This is a recipe I developed recently that is mentioned in a guest post I wrote for the blog Happy Lifeaholic titled, “Why I bake bread in a pizza oven but have never owned a microwave … and other cooking stories” which you may read here.
(recipe adapted from a mash-up of the Round Country Bread recipe in The Il Fornaio Baking Book and what was in my refrigerator at the time …)
1-1/2 tsp. yeast
1/2 cup warm water
7 cups white flour
1 Tbsp. salt
2 cups cool water
1 cup Biga* or sourdough starter
1 cup caramelized onions**

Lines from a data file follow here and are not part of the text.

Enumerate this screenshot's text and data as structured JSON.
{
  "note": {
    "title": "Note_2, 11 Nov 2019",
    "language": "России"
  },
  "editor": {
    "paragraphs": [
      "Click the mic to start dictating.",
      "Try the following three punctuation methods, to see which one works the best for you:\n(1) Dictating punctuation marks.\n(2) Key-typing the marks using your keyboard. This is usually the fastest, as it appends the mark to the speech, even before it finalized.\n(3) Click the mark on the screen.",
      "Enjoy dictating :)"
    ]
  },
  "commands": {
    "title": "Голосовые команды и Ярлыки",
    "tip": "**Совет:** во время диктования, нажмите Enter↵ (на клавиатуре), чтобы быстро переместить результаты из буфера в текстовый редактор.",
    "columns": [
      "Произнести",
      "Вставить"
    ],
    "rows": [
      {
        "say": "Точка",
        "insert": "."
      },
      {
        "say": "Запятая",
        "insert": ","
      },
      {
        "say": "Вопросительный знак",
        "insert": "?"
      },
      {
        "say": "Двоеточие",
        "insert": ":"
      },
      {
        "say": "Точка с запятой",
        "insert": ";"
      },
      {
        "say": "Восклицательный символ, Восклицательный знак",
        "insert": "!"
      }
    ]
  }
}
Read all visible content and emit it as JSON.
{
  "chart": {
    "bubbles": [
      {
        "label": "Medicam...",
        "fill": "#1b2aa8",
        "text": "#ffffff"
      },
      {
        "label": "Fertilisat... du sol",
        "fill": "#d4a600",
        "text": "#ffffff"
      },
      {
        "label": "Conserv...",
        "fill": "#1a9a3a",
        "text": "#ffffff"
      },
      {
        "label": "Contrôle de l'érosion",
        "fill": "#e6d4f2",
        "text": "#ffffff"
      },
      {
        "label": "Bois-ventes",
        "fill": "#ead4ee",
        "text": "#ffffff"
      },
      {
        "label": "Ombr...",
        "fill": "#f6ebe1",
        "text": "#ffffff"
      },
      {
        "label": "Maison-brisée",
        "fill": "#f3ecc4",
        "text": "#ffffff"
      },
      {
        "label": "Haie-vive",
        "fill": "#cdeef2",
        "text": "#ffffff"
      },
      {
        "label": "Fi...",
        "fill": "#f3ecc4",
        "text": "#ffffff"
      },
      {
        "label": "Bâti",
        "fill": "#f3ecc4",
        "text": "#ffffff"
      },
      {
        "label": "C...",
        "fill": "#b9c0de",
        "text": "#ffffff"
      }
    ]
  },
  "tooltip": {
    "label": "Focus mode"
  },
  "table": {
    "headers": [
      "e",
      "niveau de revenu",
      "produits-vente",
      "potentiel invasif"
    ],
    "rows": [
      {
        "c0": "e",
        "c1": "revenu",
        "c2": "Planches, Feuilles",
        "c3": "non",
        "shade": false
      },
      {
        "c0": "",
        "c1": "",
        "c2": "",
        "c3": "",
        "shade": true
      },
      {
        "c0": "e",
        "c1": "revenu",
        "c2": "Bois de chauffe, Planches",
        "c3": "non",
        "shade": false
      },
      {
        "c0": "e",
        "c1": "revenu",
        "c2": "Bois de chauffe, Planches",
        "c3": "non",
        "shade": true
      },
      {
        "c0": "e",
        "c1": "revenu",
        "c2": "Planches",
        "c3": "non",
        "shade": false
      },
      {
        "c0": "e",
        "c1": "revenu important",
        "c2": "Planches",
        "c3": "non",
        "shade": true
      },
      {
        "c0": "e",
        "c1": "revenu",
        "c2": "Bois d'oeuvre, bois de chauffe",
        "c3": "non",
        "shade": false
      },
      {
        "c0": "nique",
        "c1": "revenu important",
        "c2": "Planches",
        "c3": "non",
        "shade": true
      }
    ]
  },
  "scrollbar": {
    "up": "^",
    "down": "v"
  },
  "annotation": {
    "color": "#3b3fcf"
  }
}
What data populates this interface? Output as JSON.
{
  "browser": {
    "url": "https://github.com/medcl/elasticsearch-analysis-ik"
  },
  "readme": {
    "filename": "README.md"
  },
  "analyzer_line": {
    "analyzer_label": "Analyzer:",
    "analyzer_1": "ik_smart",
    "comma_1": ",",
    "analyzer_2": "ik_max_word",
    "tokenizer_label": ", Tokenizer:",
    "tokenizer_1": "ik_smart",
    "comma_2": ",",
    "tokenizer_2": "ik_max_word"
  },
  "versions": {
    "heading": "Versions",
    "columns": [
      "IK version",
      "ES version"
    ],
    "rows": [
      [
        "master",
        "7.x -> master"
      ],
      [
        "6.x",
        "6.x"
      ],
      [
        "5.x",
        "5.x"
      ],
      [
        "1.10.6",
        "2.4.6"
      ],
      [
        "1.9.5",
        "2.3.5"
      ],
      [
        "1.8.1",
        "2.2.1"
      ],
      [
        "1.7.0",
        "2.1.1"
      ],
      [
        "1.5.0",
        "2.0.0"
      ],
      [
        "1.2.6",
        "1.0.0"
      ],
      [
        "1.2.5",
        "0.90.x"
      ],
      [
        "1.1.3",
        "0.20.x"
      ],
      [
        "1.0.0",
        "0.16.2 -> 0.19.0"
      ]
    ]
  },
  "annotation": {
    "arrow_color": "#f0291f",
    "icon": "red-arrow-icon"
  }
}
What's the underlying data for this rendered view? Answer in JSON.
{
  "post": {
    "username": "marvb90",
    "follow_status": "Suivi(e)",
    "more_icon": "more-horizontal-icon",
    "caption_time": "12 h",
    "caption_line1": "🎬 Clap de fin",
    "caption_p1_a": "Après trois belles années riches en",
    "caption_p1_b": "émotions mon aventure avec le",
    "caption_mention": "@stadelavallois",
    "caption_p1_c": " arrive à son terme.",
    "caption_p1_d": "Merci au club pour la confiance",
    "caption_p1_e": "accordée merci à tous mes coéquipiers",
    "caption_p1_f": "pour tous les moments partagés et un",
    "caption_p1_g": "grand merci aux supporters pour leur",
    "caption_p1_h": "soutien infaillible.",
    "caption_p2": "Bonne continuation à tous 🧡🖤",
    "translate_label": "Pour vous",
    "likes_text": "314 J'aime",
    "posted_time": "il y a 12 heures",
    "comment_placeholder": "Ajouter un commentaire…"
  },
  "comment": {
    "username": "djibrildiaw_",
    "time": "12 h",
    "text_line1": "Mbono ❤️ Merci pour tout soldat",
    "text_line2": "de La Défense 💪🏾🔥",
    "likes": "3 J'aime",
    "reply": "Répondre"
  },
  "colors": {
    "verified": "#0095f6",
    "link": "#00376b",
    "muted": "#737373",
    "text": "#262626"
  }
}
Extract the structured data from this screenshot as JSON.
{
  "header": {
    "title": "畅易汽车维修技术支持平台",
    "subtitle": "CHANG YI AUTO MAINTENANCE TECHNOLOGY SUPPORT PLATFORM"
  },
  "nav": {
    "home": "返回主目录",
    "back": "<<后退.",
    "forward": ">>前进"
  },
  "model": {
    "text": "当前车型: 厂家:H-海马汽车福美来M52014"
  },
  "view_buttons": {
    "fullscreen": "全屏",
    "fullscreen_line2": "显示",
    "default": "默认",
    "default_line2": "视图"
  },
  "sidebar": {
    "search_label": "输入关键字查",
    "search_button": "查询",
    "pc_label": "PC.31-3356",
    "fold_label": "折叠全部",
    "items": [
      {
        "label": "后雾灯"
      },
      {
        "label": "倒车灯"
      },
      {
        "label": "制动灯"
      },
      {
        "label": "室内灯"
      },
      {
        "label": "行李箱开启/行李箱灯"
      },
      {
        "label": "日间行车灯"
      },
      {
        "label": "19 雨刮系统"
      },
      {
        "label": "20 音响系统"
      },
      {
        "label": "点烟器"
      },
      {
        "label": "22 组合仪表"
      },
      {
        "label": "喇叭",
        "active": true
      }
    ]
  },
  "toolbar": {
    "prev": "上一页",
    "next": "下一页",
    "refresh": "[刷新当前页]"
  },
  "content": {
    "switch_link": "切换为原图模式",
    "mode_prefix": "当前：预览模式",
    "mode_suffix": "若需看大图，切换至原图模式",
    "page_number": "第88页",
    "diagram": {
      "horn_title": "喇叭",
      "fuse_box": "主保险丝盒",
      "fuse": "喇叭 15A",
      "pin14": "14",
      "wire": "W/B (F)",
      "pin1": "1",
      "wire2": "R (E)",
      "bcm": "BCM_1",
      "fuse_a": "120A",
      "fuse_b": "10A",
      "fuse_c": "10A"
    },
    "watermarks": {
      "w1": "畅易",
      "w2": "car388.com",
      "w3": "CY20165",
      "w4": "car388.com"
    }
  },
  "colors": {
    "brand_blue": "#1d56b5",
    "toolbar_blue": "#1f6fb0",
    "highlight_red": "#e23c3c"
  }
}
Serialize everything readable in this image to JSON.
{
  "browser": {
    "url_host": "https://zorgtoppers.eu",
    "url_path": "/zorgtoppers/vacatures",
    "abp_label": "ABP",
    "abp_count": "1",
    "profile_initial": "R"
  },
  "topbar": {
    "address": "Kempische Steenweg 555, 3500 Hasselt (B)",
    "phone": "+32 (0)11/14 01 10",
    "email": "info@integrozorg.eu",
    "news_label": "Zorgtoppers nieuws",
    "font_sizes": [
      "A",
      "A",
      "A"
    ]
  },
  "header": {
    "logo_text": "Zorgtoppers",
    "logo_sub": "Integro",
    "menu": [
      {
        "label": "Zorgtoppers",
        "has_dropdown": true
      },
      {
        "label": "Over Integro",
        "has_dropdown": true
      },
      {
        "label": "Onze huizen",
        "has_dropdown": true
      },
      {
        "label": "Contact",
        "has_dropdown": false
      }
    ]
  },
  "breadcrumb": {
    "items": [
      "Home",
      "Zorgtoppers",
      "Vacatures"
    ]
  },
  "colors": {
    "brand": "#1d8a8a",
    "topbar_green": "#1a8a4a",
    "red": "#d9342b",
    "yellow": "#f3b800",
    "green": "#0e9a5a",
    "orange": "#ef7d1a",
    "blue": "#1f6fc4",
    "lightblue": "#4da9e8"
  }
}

Dissolve the yeast in warm water in a small bowl. Set aside for 15 minutes.
Stir 4 cups of flour and salt together in a large mixing bowl. Form a well in the centre and add the yeast mixture, cool water, Biga and caramelized onions (including oil they were cooked in). Mix together and add remainder of flour as needed until it all comes together fairly easily.
Knead for as long as you can (and this is where my Kitchen Aid with the dough hook comes in handy!) The longer you knead bread dough, the better the overall bread will be. I usually knead for 8 minutes altogether with the kitchen machine; 15-20 minutes if kneading by hand. Once you’ve been making bread long enough you can tell by the feel of the dough when it’s been kneaded enough.
Rub a large bowl with olive oil, form the dough into a ball and place in the bowl. Turn the dough so it is evenly coated with oil then cover the bowl with plastic wrap and lay a kitchen towel over it. Allow the dough to rise at room temperature until double, about 1-1/2 hours. (These rising times and temperatures also depend upon where you live and your altitude above sea level. I’m baking AT sea level, for instance. So you may need to adjust some of this method accordingly.)
Punch down the dough and allow it to rise a second time, about an hour.
Turn the dough on to a lightly floured surface and divide it into 16 equal-sized pieces. Form these into buns and place them on a prepared baking sheet. (I use an over-sized cookie sheet and place parchment paper on the surface – for easy cleanup.) Allow the buns to rise again for about half an hour. Meanwhile, heat the oven to 425F. When the buns have risen sufficently, bake them for 30-35 minutes until they are golden brown on top. (I am in the habit of turning off the oven and leaving the oven door closed for 5 minutes then opening the door and leaving the baked bread in the oven for 5 minutes more. This seems to give home-baked bread a better crust.)
Remove the buns from the oven and separate them. Allow to cool on racks.
Makes 16 large buns
3/4 tsp. yeast
1/2 cup warm water
3-1/2 cups white flour
1-1/4 cup cool water
Dissolve yeast in warm water. Set aside for 15 minutes. Pour flour into large bowl, make a well and add the yeast mixture and cool water. Stir until all ingredients are combined. Cover tightly and allow to ferment slowly in the refrigerator for 24 hours before using. This makes about 3 cups of Biga. (The longer the Biga remains in the refrigerator the more sour it becomes. It’s still active as long as there are bubbles on the surface.)
2 large white onions, thinly sliced
2 Tbsp. olive oil
1 Tbsp. butter
Heat oil and butter in a large frying pan, add the onions, separating the slices into rings. Add more oil, if necessary. Fry on low, stirring occasionally, until the onions brown and become caramelized. The onions may be stored in the refrigerator.